Change enumeration is implemented by the developer of the source provider. By using specified knowledge operations, change enumeration works as follows:
The destination provider sends the current knowledge of the destination replica to the source provider.
The source provider iterates through all items in the source replica and performs the following steps for each item:
Determines whether the destination knowledge contains the item version that is stored in the source replica.
If not, includes the item in the batch of changes to send to the destination provider.
Change enumeration can also be handled by using either a direct query on the item store or by using a combination of a query and this algorithm, if it is supported by the item store.
Enumerated changes must be sent from the source provider to the destination provider. To do this, changes are divided into batches; and for every batch the following information is sent:
Metadata that describes the changes themselves. The provider adds metadata to the batch for each change contained in the batch.
The made-with knowledge, which is typically the current knowledge of the source replica, to be used in conflict detection. Made-with knowledge answers the question: What did you know when you made these changes? The provider adds made-with knowledge to the batch for each group of changes added to the batch.
The learned knowledge. This is the current knowledge of the source replica projected onto the subset of the items that are being sent in this batch, and also the logged conflicts. Learned knowledge answers the question: What will I learn when I apply these changes? Sync Framework computes the learned knowledge on behalf of the provider.
Batching and change enumeration can be processed in parallel because batching does not have to wait for change enumeration to finish.
Depending on the order in which changes are sent, projecting the knowledge onto the items in the batch can take more or less time to perform. For example, knowledge supports item ID ranges. Therefore, if changes are sent in the order of the item IDs to which they apply, knowledge projection will be very efficient.

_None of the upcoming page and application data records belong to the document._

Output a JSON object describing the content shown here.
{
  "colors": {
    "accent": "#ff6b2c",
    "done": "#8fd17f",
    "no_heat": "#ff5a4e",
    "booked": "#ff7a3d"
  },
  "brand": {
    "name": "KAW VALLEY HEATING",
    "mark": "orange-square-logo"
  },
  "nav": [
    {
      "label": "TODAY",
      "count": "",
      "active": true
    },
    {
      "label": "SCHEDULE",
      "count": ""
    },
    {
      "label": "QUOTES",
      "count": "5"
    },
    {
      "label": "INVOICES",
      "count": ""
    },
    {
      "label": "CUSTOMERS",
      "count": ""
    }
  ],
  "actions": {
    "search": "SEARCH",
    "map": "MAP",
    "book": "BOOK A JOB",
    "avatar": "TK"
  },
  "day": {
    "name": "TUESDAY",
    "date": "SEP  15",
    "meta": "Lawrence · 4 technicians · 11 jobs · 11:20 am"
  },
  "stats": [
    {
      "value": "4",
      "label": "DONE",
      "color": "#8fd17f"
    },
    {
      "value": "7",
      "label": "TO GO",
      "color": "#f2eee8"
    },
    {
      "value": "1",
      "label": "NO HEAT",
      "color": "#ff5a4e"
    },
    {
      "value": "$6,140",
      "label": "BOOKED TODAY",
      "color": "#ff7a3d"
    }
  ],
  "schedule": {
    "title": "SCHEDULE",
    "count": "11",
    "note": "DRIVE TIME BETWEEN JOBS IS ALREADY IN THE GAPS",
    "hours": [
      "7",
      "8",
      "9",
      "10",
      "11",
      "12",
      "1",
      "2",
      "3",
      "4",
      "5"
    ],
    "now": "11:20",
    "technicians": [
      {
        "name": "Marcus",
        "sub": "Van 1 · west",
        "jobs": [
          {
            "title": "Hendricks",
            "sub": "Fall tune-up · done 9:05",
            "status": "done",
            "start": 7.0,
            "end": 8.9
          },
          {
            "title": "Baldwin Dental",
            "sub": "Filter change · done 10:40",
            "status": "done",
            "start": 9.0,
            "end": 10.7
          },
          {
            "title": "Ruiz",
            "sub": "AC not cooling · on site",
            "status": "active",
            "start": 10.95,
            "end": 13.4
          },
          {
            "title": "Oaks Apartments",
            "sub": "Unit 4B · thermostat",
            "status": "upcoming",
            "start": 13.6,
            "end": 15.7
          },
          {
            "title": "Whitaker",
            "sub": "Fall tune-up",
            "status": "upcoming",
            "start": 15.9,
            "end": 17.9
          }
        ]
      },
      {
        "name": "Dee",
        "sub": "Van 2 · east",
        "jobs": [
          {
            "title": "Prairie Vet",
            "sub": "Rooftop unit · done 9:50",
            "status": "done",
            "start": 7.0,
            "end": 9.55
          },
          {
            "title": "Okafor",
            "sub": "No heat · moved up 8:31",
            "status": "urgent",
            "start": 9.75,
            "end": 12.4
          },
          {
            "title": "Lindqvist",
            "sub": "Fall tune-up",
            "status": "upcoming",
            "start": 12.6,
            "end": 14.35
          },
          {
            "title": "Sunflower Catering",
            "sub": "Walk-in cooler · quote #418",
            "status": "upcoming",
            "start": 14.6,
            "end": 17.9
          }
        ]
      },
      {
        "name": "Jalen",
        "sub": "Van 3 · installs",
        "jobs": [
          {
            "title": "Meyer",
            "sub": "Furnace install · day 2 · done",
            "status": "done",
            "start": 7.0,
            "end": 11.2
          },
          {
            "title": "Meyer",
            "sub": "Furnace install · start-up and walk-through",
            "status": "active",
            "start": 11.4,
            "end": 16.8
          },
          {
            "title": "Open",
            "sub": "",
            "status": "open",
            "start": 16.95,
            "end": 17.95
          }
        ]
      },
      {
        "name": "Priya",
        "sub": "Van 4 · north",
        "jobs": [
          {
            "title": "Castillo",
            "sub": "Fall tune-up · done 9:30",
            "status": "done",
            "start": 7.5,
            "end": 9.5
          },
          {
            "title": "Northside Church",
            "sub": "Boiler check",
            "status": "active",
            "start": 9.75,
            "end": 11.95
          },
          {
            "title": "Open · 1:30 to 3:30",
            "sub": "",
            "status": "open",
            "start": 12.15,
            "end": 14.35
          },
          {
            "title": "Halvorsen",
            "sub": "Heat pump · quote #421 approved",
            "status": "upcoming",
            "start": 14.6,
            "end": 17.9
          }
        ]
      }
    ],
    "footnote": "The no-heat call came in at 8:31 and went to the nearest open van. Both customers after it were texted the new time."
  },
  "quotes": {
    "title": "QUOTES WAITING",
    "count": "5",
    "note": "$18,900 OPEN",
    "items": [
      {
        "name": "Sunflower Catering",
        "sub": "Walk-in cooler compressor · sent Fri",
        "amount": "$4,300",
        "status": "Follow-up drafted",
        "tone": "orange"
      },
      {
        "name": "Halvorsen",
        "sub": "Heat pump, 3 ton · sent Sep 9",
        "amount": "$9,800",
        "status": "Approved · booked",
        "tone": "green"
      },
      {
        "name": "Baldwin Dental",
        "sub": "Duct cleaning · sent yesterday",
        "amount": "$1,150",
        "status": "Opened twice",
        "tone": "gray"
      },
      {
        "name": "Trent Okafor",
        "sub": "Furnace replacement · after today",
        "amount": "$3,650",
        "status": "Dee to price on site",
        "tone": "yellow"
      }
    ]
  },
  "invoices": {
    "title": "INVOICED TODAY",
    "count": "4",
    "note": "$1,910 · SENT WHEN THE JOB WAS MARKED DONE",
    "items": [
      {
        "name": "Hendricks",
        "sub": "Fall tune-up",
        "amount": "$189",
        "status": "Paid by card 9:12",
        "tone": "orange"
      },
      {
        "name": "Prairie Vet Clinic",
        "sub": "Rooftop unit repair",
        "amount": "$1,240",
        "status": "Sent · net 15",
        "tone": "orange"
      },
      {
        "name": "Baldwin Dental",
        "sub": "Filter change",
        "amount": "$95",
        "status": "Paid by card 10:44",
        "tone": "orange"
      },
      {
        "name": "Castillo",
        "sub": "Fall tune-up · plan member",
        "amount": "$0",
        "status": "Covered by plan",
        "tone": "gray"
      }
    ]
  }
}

Regardless of the ordering, the project operation can always project knowledge onto the batch that is being sent.
When the source provider cannot send an item that was enumerated, the item must then be excluded from the learned knowledge that is sent. This is achieved by using the exclude operator.
After the destination provider has received a batch of changes, which contains the learned and made-with knowledge for the batch, the following determinations must be made for each change in the batch:
Is this change in conflict with the current version of the item stored in the destination replica?
Is this change obsolete (superseded by the current version of the item that is stored in the destination replica)?
Answering these questions is straightforward:
A change conflicts with the current version when the version on the item stored in the destination replica is not contained in the knowledge of the source replica.
A change is obsolete when its version is contained in the knowledge of the destination replica.
Under typical circumstances, obsolete changes are not sent. However, race conditions can cause these changes to be sent. Therefore, Sync Framework must detect and handle them.
After the changes have been received and conflicts have been detected, the changes can be applied to the destination replica. At this point, the destination provider performs the following steps:
Adjusts the learned knowledge of the change batch for things that occurred locally:
If only a subset of changes were applied because of interruptions or cancellations, sets a recoverable error for each change that was not applied. Sync Framework uses the project operator to restrict learned knowledge to only this set.
If application of some changes failed because of Digital Rights Management (DRM) issues, such as objects being locked, the destination provider sets a recoverable error for each change that was not applied. Sync Framework uses the exclude operator to remove the failed changes from the learned knowledge.
If any conflicts were detected and not resolved, Sync Framework uses the exclude operator to remove them also.
Replaces the knowledge of the destination replica with the updated destination knowledge computed by Sync Framework.